Stage two of labor and delivery:
This stage is the pushing stage. You will naturally feel a strong urge to push by the end of stage 1. It can last from anywhere between 20 minutes to 2 hours.
You will have strong contractions lasting for 45-90 seconds with a gap of 3-5 minutes.
With each contraction and push, your abdominal muscles put pressure on the baby to move through the birth canal. When a contraction finishes, the uterus relaxes and the baby’s head recedes slightly. After a while, the area between your vagina and anus, called the perineum, will start to bulge and the baby’s scalp will become visible. These contractions will move the baby further down and down. You will suddenly feel a strong, burning sensation called ‘crowning’, the process when the baby’s head comes out of the vagina. This is also when you experience the maximum pain.
After the baby’s head is out, the doctor is going to take maximum care to take out baby’s shoulder one by one. The rest of the body is easy.
Most women find this stage better than all the others because the pain is less due to an epidural and they know it’s not long before they are going to meet their little bundle of joy.
Stage three of labor and delivery
The third stage of labor is the delivery of the placenta. Now that you have your newborn baby in your arms, you might not even notice the placenta coming out.
The placenta is delivered by few painless contractions. Contractions separate the placenta from the uterine wall. It’s important that the contractions are proper otherwise the blood vessels which supported the baby and the placenta will continue to bleed profusely. If your contractions are not strong enough, you will be given oxytocin to help speed them up.
Pressure is applied to your uterus so as to push the placenta out. Umbilical Cord is gently pulled to get the placenta to come out.
After the labor is done, you are monitored closely for any complications.

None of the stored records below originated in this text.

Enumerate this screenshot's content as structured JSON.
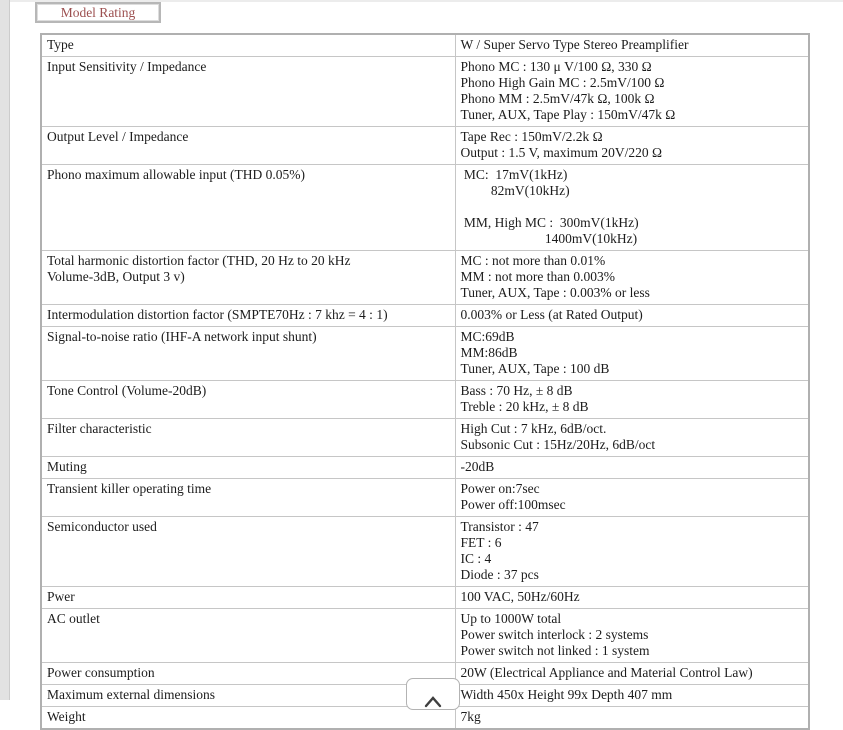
{
  "header": {
    "button_label": "Model Rating"
  },
  "colors": {
    "accent_text": "#9c4f4f",
    "table_border": "#b0b0b0",
    "cell_border": "#c6c6c6",
    "gutter": "#e2e2e2",
    "text": "#1c1c1c"
  },
  "icons": {
    "back_to_top": "chevron-up-icon"
  },
  "table": {
    "rows": [
      {
        "label": "Type",
        "value": "W / Super Servo Type Stereo Preamplifier"
      },
      {
        "label": "Input Sensitivity / Impedance",
        "value": "Phono MC : 130 μ V/100 Ω, 330 Ω\nPhono High Gain MC : 2.5mV/100 Ω\nPhono MM : 2.5mV/47k Ω, 100k Ω\nTuner, AUX, Tape Play : 150mV/47k Ω"
      },
      {
        "label": "Output Level / Impedance",
        "value": "Tape Rec : 150mV/2.2k Ω\nOutput : 1.5 V, maximum 20V/220 Ω"
      },
      {
        "label": "Phono maximum allowable input (THD 0.05%)",
        "value": " MC:  17mV(1kHz)\n         82mV(10kHz)\n\n MM, High MC :  300mV(1kHz)\n                         1400mV(10kHz)"
      },
      {
        "label": "Total harmonic distortion factor (THD, 20 Hz to 20 kHz\nVolume-3dB, Output 3 v)",
        "value": "MC : not more than 0.01%\nMM : not more than 0.003%\nTuner, AUX, Tape : 0.003% or less"
      },
      {
        "label": "Intermodulation distortion factor (SMPTE70Hz : 7 khz = 4 : 1)",
        "value": "0.003% or Less (at Rated Output)"
      },
      {
        "label": "Signal-to-noise ratio (IHF-A network input shunt)",
        "value": "MC:69dB\nMM:86dB\nTuner, AUX, Tape : 100 dB"
      },
      {
        "label": "Tone Control (Volume-20dB)",
        "value": "Bass : 70 Hz, ± 8 dB\nTreble : 20 kHz, ± 8 dB"
      },
      {
        "label": "Filter characteristic",
        "value": "High Cut : 7 kHz, 6dB/oct.\nSubsonic Cut : 15Hz/20Hz, 6dB/oct"
      },
      {
        "label": "Muting",
        "value": "-20dB"
      },
      {
        "label": "Transient killer operating time",
        "value": "Power on:7sec\nPower off:100msec"
      },
      {
        "label": "Semiconductor used",
        "value": "Transistor : 47\nFET : 6\nIC : 4\nDiode : 37 pcs"
      },
      {
        "label": "Pwer",
        "value": "100 VAC, 50Hz/60Hz"
      },
      {
        "label": "AC outlet",
        "value": "Up to 1000W total\nPower switch interlock : 2 systems\nPower switch not linked : 1 system"
      },
      {
        "label": "Power consumption",
        "value": "20W (Electrical Appliance and Material Control Law)"
      },
      {
        "label": "Maximum external dimensions",
        "value": "Width 450x Height 99x Depth 407 mm"
      },
      {
        "label": "Weight",
        "value": "7kg"
      }
    ]
  }
}
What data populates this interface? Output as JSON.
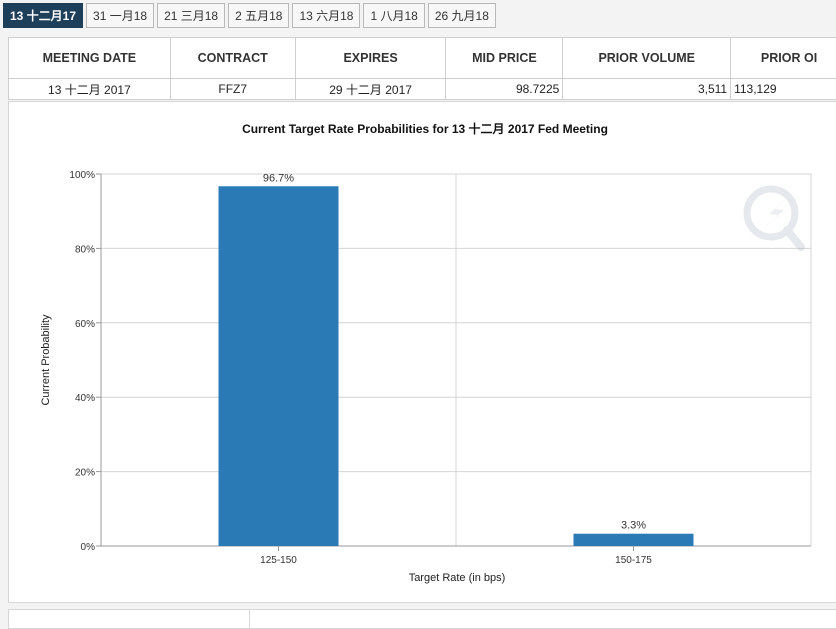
{
  "tabs": [
    "13 十二月17",
    "31 一月18",
    "21 三月18",
    "2 五月18",
    "13 六月18",
    "1 八月18",
    "26 九月18"
  ],
  "table": {
    "headers": [
      "MEETING DATE",
      "CONTRACT",
      "EXPIRES",
      "MID PRICE",
      "PRIOR VOLUME",
      "PRIOR OI"
    ],
    "row": [
      "13 十二月 2017",
      "FFZ7",
      "29 十二月 2017",
      "98.7225",
      "3,511",
      "113,129"
    ]
  },
  "colors": {
    "accent": "#1e3f5a",
    "bar": "#2a7ab5"
  },
  "watermark_icon": "qt-logo-icon",
  "chart_data": {
    "type": "bar",
    "title": "Current Target Rate Probabilities for 13 十二月 2017  Fed Meeting",
    "xlabel": "Target Rate (in bps)",
    "ylabel": "Current Probability",
    "categories": [
      "125-150",
      "150-175"
    ],
    "values": [
      96.7,
      3.3
    ],
    "data_labels": [
      "96.7%",
      "3.3%"
    ],
    "yticks": [
      "0%",
      "20%",
      "40%",
      "60%",
      "80%",
      "100%"
    ],
    "ylim": [
      0,
      100
    ],
    "grid": true
  }
}
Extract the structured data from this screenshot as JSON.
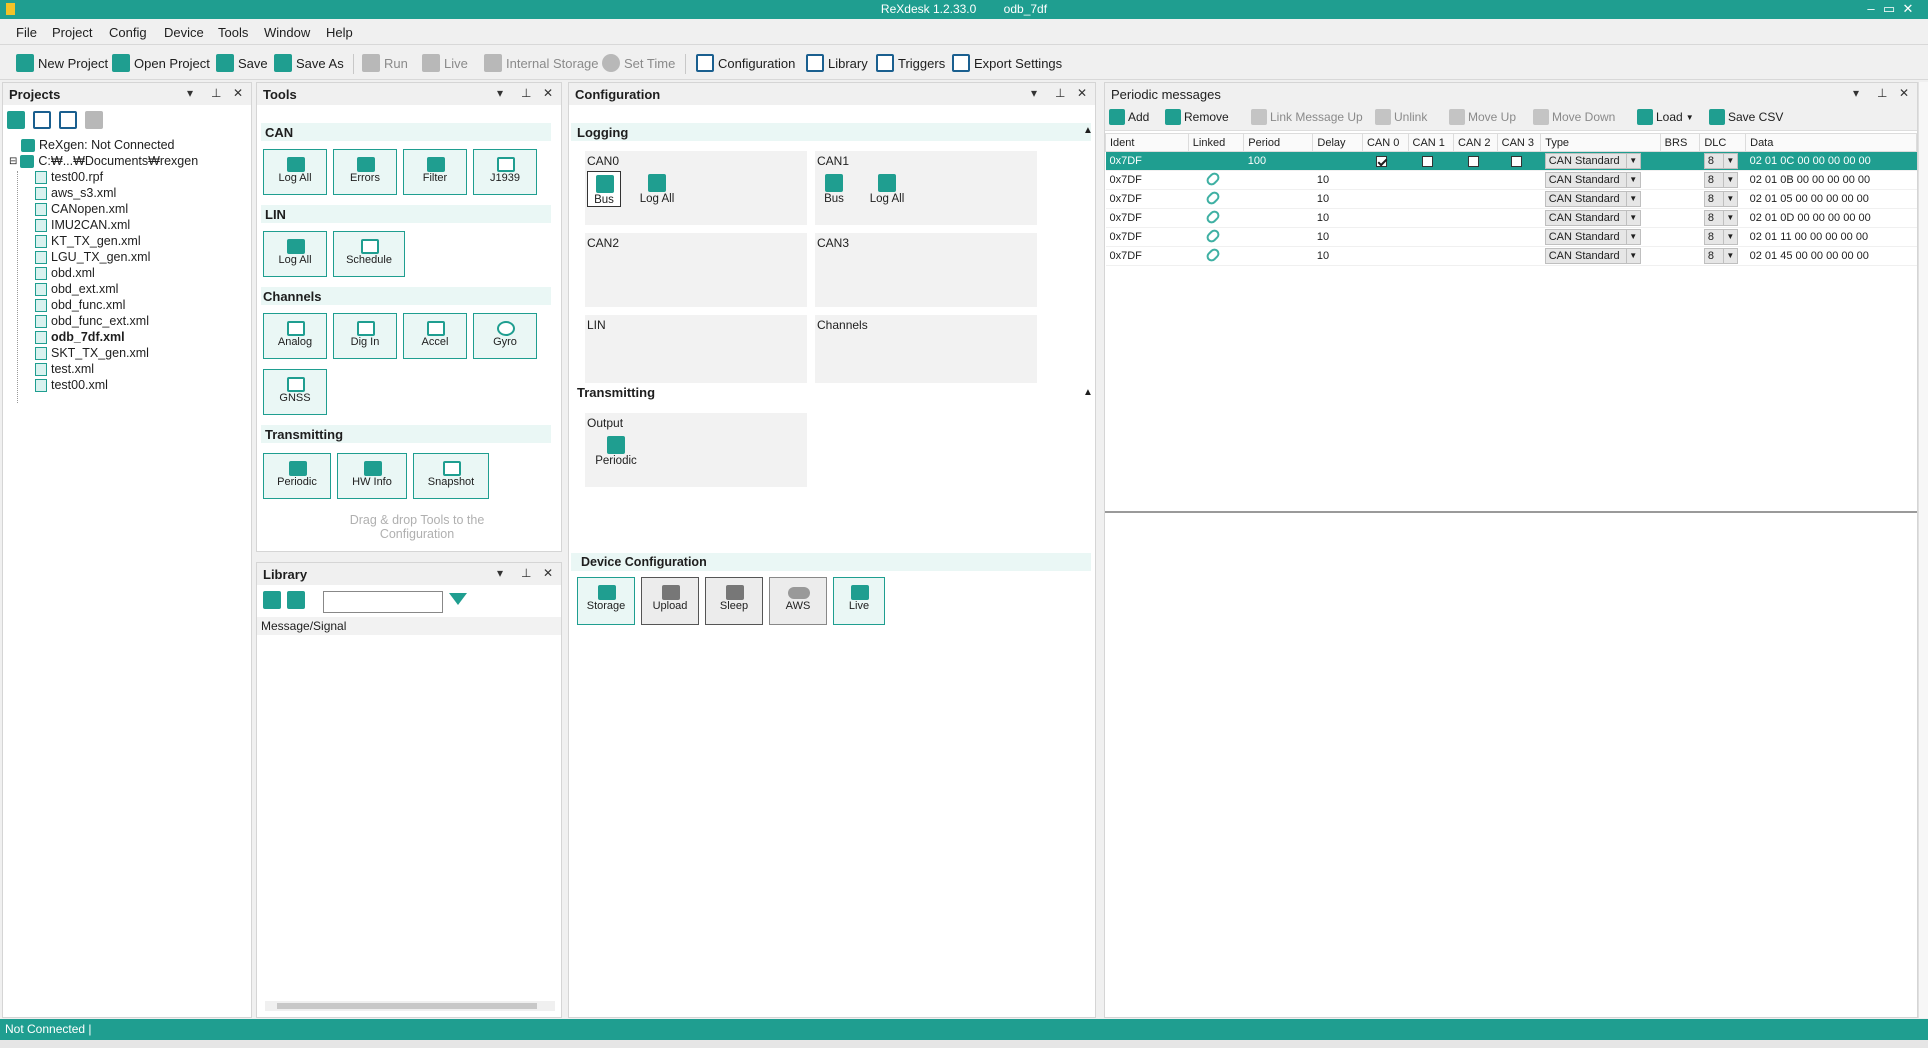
{
  "window": {
    "app_title": "ReXdesk 1.2.33.0",
    "doc_title": "odb_7df",
    "min": "–",
    "max": "▭",
    "close": "✕"
  },
  "menu": [
    "File",
    "Project",
    "Config",
    "Device",
    "Tools",
    "Window",
    "Help"
  ],
  "toolbar": {
    "new_project": "New Project",
    "open_project": "Open Project",
    "save": "Save",
    "save_as": "Save As",
    "run": "Run",
    "live": "Live",
    "internal_storage": "Internal Storage",
    "set_time": "Set Time",
    "configuration": "Configuration",
    "library": "Library",
    "triggers": "Triggers",
    "export_settings": "Export Settings"
  },
  "projects": {
    "title": "Projects",
    "root": "ReXgen: Not Connected",
    "folder": "C:₩...₩Documents₩rexgen",
    "files": [
      "test00.rpf",
      "aws_s3.xml",
      "CANopen.xml",
      "IMU2CAN.xml",
      "KT_TX_gen.xml",
      "LGU_TX_gen.xml",
      "obd.xml",
      "obd_ext.xml",
      "obd_func.xml",
      "obd_func_ext.xml",
      "odb_7df.xml",
      "SKT_TX_gen.xml",
      "test.xml",
      "test00.xml"
    ],
    "active_file": "odb_7df.xml"
  },
  "tools": {
    "title": "Tools",
    "can_title": "CAN",
    "can": [
      "Log All",
      "Errors",
      "Filter",
      "J1939"
    ],
    "lin_title": "LIN",
    "lin": [
      "Log All",
      "Schedule"
    ],
    "channels_title": "Channels",
    "channels": [
      "Analog",
      "Dig In",
      "Accel",
      "Gyro",
      "GNSS"
    ],
    "transmitting_title": "Transmitting",
    "transmitting": [
      "Periodic",
      "HW Info",
      "Snapshot"
    ],
    "hint": "Drag & drop Tools to the Configuration"
  },
  "library": {
    "title": "Library",
    "search_value": "",
    "column": "Message/Signal"
  },
  "configuration": {
    "title": "Configuration",
    "logging_title": "Logging",
    "can0": "CAN0",
    "can1": "CAN1",
    "can2": "CAN2",
    "can3": "CAN3",
    "lin": "LIN",
    "channels": "Channels",
    "bus": "Bus",
    "log_all": "Log All",
    "transmitting_title": "Transmitting",
    "output": "Output",
    "periodic": "Periodic",
    "device_title": "Device Configuration",
    "device": [
      "Storage",
      "Upload",
      "Sleep",
      "AWS",
      "Live"
    ]
  },
  "periodic": {
    "title": "Periodic messages",
    "toolbar": {
      "add": "Add",
      "remove": "Remove",
      "link": "Link Message Up",
      "unlink": "Unlink",
      "move_up": "Move Up",
      "move_down": "Move Down",
      "load": "Load",
      "save_csv": "Save CSV"
    },
    "columns": [
      "Ident",
      "Linked",
      "Period",
      "Delay",
      "CAN 0",
      "CAN 1",
      "CAN 2",
      "CAN 3",
      "Type",
      "BRS",
      "DLC",
      "Data"
    ],
    "rows": [
      {
        "ident": "0x7DF",
        "linked": false,
        "period": "100",
        "delay": "",
        "can": [
          true,
          false,
          false,
          false
        ],
        "type": "CAN Standard",
        "dlc": "8",
        "data": "02 01 0C 00 00 00 00 00"
      },
      {
        "ident": "0x7DF",
        "linked": true,
        "period": "",
        "delay": "10",
        "can": null,
        "type": "CAN Standard",
        "dlc": "8",
        "data": "02 01 0B 00 00 00 00 00"
      },
      {
        "ident": "0x7DF",
        "linked": true,
        "period": "",
        "delay": "10",
        "can": null,
        "type": "CAN Standard",
        "dlc": "8",
        "data": "02 01 05 00 00 00 00 00"
      },
      {
        "ident": "0x7DF",
        "linked": true,
        "period": "",
        "delay": "10",
        "can": null,
        "type": "CAN Standard",
        "dlc": "8",
        "data": "02 01 0D 00 00 00 00 00"
      },
      {
        "ident": "0x7DF",
        "linked": true,
        "period": "",
        "delay": "10",
        "can": null,
        "type": "CAN Standard",
        "dlc": "8",
        "data": "02 01 11 00 00 00 00 00"
      },
      {
        "ident": "0x7DF",
        "linked": true,
        "period": "",
        "delay": "10",
        "can": null,
        "type": "CAN Standard",
        "dlc": "8",
        "data": "02 01 45 00 00 00 00 00"
      }
    ]
  },
  "status": {
    "text": "Not Connected |"
  },
  "colors": {
    "accent": "#1f9e90",
    "selection": "#1f9e90"
  }
}
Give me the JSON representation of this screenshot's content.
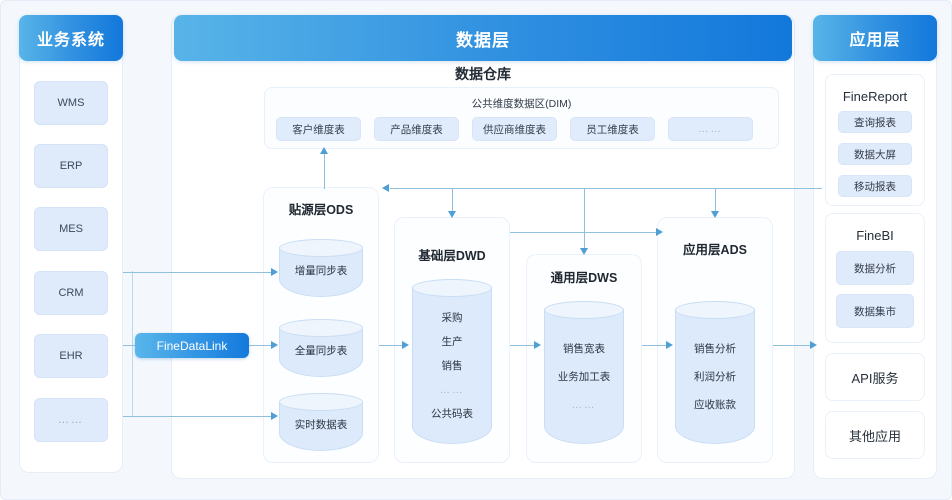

Finally, you are going to experience the motherly love which everyone has been raving about. Something so different and sensitive which you have not experienced.
Describe this amazing moment in one sentence. We would love to hear your experiences.